**Provided information**:
────────

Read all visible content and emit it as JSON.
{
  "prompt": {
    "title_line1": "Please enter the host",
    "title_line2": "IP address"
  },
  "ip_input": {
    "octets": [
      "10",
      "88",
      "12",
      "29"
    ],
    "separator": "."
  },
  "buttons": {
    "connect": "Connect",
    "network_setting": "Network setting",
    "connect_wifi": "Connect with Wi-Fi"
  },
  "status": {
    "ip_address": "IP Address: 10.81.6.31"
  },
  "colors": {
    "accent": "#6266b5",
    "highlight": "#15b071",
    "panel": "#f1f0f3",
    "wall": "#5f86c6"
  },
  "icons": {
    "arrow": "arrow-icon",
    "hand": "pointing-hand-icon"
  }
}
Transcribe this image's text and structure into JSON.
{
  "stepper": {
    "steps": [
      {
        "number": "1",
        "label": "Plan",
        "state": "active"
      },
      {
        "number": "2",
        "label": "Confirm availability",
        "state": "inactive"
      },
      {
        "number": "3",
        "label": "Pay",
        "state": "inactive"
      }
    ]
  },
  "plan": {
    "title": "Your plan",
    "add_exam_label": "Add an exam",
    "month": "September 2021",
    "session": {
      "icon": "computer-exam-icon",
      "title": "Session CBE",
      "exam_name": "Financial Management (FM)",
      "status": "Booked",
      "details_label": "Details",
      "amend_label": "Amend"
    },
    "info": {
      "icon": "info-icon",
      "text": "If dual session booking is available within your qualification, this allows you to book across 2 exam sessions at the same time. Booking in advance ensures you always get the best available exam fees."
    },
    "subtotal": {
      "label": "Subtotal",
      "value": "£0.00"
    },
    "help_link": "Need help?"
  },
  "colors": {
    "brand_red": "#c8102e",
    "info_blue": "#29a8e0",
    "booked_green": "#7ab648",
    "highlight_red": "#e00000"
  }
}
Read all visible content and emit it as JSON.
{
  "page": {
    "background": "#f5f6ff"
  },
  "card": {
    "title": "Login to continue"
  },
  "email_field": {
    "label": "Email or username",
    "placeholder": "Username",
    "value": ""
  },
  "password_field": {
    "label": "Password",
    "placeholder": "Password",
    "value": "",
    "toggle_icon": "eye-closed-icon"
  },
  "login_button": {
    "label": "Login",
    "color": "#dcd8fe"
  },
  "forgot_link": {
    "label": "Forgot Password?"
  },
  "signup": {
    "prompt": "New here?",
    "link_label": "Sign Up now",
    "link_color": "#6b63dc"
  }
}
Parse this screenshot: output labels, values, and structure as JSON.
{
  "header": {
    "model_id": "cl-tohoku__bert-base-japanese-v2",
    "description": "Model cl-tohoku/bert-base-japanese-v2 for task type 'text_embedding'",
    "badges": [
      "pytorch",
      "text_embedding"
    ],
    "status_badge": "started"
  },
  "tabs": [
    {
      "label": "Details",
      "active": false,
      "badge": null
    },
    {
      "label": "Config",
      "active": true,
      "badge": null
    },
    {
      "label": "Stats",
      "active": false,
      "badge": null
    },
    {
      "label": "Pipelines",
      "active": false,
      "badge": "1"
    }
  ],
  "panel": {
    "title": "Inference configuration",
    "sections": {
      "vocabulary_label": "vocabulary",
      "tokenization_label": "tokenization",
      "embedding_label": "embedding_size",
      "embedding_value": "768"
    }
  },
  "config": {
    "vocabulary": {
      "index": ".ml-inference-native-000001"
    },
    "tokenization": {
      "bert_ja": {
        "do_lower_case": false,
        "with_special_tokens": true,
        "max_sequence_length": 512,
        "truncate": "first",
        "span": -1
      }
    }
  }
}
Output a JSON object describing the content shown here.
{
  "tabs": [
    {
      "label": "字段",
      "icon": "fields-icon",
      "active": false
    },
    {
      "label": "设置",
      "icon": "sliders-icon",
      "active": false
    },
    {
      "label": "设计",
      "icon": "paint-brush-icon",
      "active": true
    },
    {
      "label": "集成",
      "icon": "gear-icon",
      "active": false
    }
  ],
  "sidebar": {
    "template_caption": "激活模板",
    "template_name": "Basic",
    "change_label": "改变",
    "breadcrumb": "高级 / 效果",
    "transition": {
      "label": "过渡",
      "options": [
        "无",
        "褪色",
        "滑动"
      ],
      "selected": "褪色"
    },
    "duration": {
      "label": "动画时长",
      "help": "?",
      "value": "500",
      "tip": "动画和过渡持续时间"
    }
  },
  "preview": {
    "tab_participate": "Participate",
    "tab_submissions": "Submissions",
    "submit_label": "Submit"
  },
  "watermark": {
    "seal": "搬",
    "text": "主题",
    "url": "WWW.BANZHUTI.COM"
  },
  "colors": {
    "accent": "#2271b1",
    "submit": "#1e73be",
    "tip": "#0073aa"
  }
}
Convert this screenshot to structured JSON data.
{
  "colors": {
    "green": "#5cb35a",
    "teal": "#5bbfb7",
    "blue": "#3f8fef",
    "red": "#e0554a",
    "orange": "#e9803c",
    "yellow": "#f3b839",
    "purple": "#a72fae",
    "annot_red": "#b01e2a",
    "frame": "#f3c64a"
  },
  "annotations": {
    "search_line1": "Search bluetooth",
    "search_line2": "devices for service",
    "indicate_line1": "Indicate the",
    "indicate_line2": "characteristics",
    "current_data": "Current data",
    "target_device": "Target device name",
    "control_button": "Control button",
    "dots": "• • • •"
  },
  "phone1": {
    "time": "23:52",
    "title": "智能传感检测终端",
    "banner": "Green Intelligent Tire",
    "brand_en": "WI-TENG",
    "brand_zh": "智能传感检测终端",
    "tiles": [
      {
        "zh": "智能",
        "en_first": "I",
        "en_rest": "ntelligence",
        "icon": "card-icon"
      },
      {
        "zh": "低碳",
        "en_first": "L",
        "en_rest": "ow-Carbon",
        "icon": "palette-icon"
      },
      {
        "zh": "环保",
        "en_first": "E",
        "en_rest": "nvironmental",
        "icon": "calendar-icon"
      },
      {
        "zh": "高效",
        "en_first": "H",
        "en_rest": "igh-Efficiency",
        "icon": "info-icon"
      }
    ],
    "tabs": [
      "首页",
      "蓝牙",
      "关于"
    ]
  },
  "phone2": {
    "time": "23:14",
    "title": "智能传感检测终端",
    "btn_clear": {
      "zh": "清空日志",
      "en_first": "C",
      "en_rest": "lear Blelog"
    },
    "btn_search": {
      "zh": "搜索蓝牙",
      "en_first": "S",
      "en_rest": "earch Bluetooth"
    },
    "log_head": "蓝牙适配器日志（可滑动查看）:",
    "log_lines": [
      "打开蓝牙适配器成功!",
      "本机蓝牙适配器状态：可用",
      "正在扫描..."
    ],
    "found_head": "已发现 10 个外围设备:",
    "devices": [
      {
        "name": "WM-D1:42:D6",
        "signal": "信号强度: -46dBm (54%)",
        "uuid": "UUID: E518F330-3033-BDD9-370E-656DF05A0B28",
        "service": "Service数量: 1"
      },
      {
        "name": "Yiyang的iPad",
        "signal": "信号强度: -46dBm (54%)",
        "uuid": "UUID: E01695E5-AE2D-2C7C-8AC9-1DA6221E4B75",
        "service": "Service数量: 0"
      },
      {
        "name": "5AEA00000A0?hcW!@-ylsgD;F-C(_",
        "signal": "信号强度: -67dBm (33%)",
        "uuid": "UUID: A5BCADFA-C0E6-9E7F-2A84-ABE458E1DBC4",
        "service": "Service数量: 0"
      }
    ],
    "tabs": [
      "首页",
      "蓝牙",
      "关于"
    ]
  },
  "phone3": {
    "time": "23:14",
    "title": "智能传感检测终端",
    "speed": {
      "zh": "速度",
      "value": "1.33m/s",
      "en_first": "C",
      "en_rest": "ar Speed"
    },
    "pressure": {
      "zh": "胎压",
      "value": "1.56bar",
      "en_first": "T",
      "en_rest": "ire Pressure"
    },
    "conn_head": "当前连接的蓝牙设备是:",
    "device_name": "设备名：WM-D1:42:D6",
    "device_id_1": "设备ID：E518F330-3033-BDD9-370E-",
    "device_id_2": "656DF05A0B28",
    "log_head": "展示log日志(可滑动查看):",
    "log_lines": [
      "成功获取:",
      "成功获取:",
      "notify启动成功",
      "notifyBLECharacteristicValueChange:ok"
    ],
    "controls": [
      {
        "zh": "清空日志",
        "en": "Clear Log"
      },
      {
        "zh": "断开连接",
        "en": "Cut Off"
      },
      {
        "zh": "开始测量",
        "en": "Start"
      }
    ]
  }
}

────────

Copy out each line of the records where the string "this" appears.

**Your solution**:
Transcribe this image's text and structure into JSON.
      "text": "If dual session booking is available within your qualification, this allows you to book across 2 exam sessions at the same time. Booking in advance ensures you always get the best available exam fees."
Parse this screenshot: output labels, values, and structure as JSON.
Convert this screenshot to structured JSON data.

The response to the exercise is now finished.